- Bouvier NM, Palese P. The biology of influenza viruses. Vaccine. 2008 Sep 12;26 Suppl 4(Suppl 4):D49-53. https://10.1016/j.vaccine.2008.07.039.
- “Key Facts About Influenza (Flu).” Centers for Disease Control and Prevention, National Center for Immunization and Respiratory Diseases (NCIRD). Last updated October 24, 2022. https://www.cdc.gov/flu/about/keyfacts.htm. Accessed February 5, 2023.
- Battles MB, McLellan JS. Respiratory syncytial virus entry and how to block it. Nat Rev Microbiol. 2019;17(4):233-245. https://doi.org/10.1038/s41579-019-0149-x
- “Respiratory Syncytial Virus Infection (RSV).” Centers for Disease Control and Prevention, National Center for Immunization and Respiratory Diseases (NCIRD). Last updated October 28, 2022. https://www.cdc.gov/rsv/index.html. Accessed February 5, 2023.
- Nickbakhsh S, Thorburn F, VON Wissmann B, McMENAMIN J, Gunson RN, Murcia PR. Extensive multiplex PCR diagnostics reveal new insights into the epidemiology of viral respiratory infections. Epidemiol Infect. 2016;144(10):2064-2076. https://doi.org/10.1017/S0950268816000339.
- Franz A, Adams O, Willems R, et al. Correlation of viral load of respiratory pathogens and co-infections with disease severity in children hospitalized for lower respiratory tract infection. J Clin Virol. 2010;48(4):239-245. https://doi.org/10.1016/j.jcv.2010.05.007
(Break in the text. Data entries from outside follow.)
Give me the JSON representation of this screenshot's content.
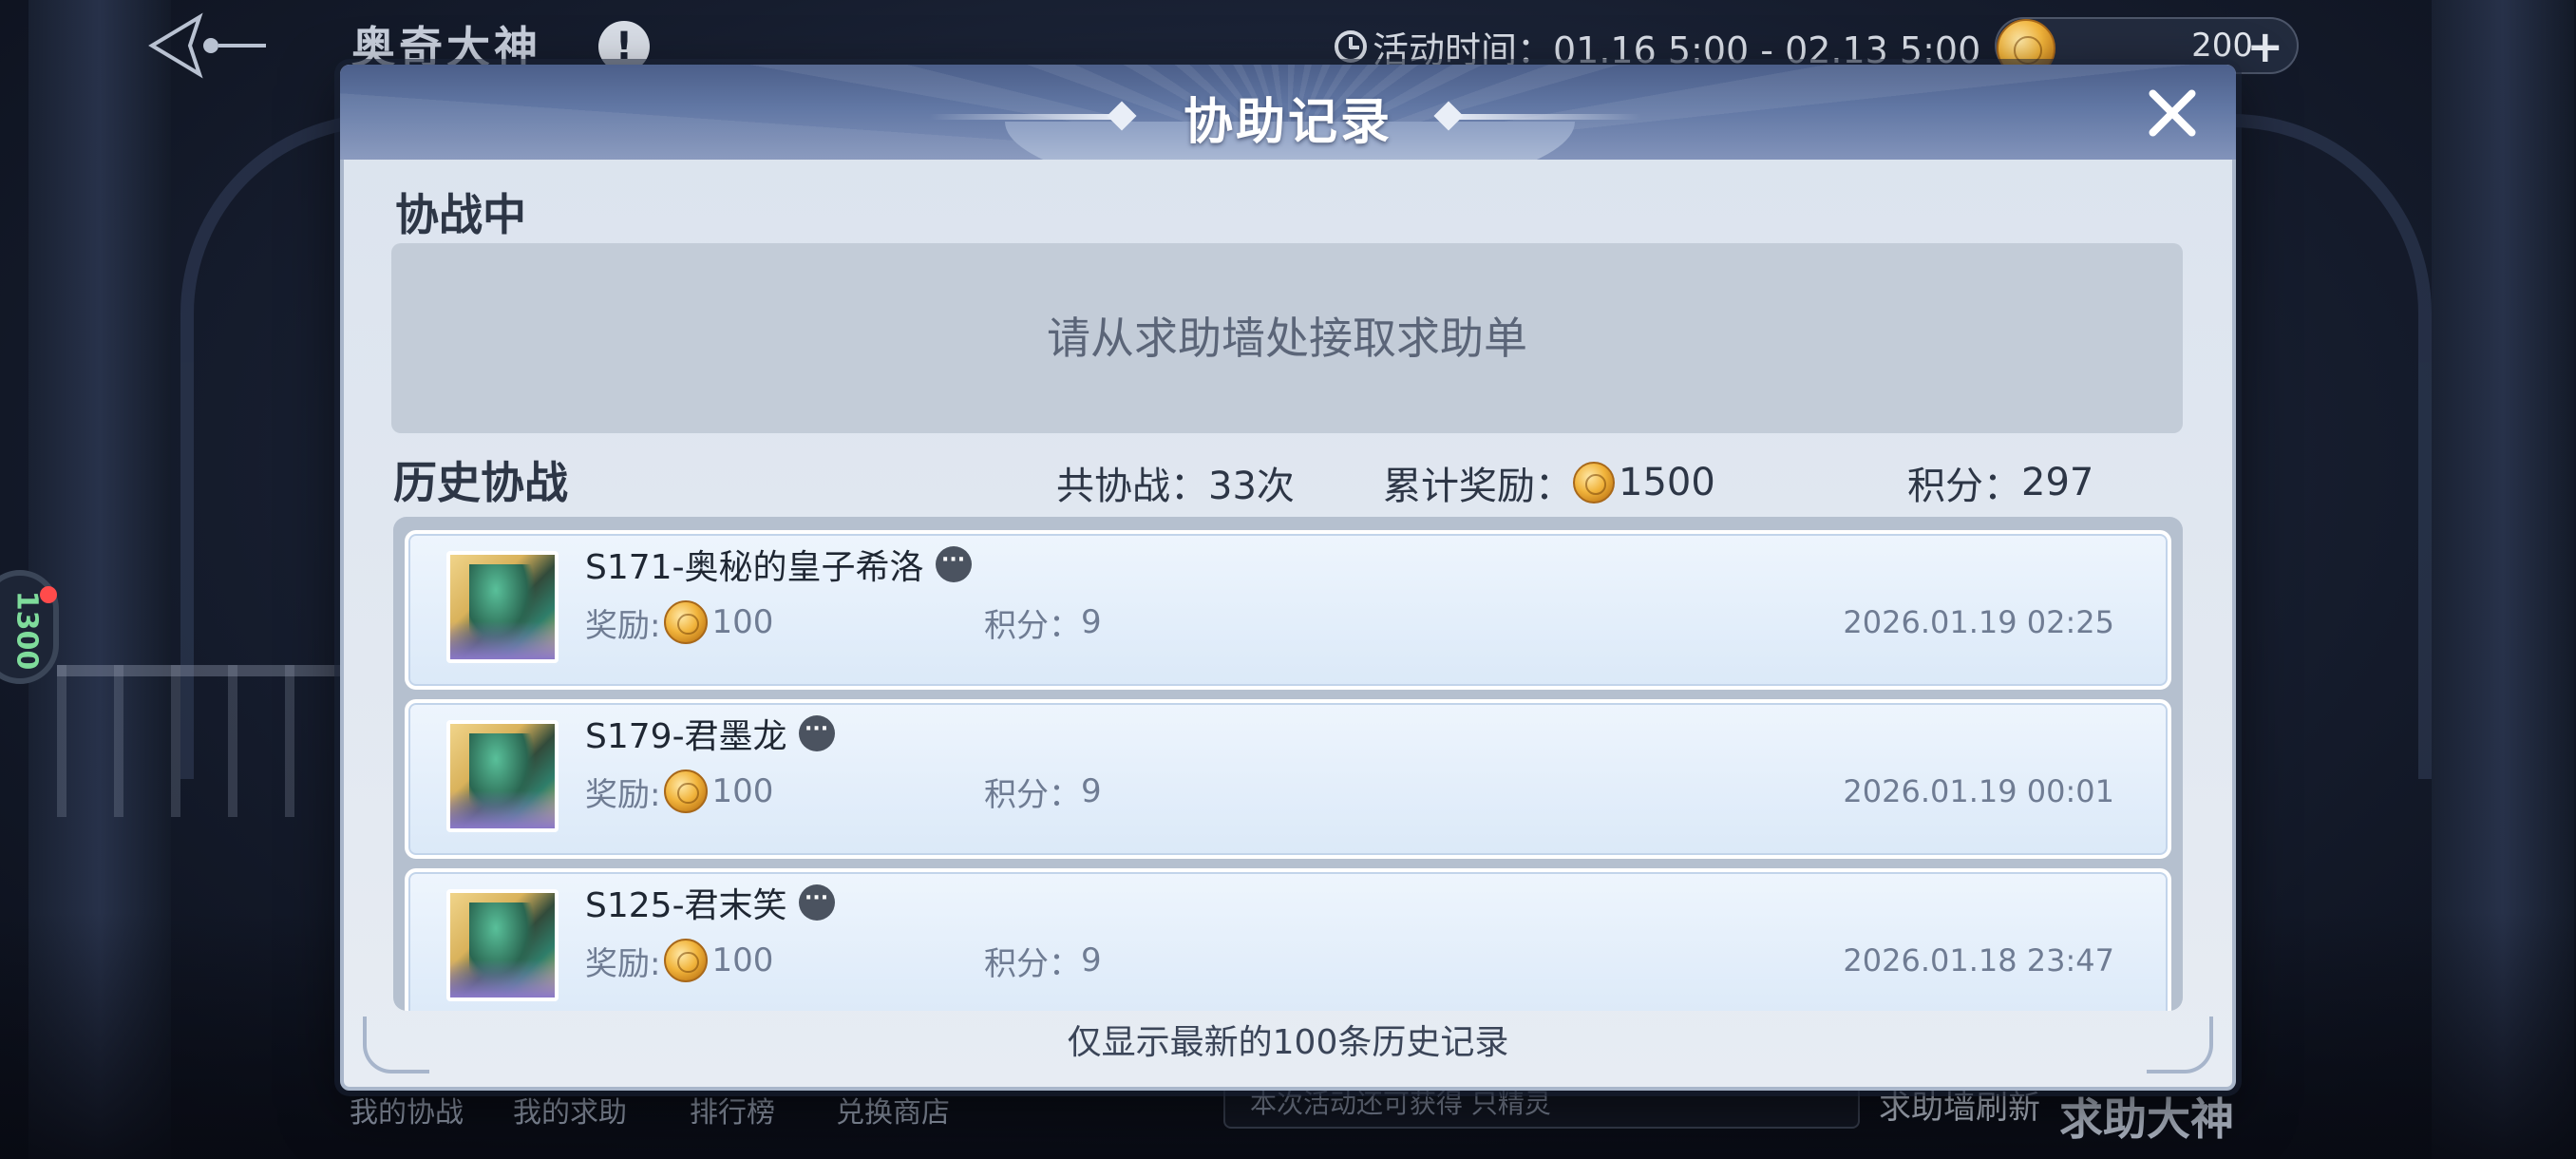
{
  "topbar": {
    "title": "奥奇大神",
    "event_time": "活动时间：01.16 5:00 - 02.13 5:00",
    "currency_value": "200",
    "plus_label": "+"
  },
  "side_badge_value": "1300",
  "bottom": {
    "nav": [
      "我的协战",
      "我的求助",
      "排行榜",
      "兑换商店"
    ],
    "message": "本次活动还可获得 只精灵",
    "refresh_label": "求助墙刷新",
    "help_god_label": "求助大神"
  },
  "dialog": {
    "title": "协助记录",
    "active_section_title": "协战中",
    "active_empty_hint": "请从求助墙处接取求助单",
    "history_section_title": "历史协战",
    "stats": {
      "total_label": "共协战：",
      "total_value": "33次",
      "reward_label": "累计奖励：",
      "reward_value": "1500",
      "score_label": "积分：",
      "score_value": "297"
    },
    "records": [
      {
        "name": "S171-奥秘的皇子希洛",
        "reward_label": "奖励:",
        "reward": "100",
        "score_label": "积分：",
        "score": "9",
        "time": "2026.01.19 02:25"
      },
      {
        "name": "S179-君墨龙",
        "reward_label": "奖励:",
        "reward": "100",
        "score_label": "积分：",
        "score": "9",
        "time": "2026.01.19 00:01"
      },
      {
        "name": "S125-君末笑",
        "reward_label": "奖励:",
        "reward": "100",
        "score_label": "积分：",
        "score": "9",
        "time": "2026.01.18 23:47"
      }
    ],
    "footer_note": "仅显示最新的100条历史记录"
  },
  "icons": {
    "coin": "gold-coin-icon",
    "more": "more-options-icon",
    "close": "close-icon",
    "clock": "clock-icon"
  },
  "colors": {
    "header_blue": "#5a6e9a",
    "panel_bg": "#e1e7f0",
    "record_bg": "#e4eef9",
    "text_muted": "#6f7c93"
  }
}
- Haney J, Vijayakrishnan S, Streetley J, et al. Coinfection by influenza A virus and respiratory syncytial virus produces hybrid virus particles. Nat Microbiol. 2022;7(11):1879-1890. https://doi.org/10.1038/s41564-022-01242-5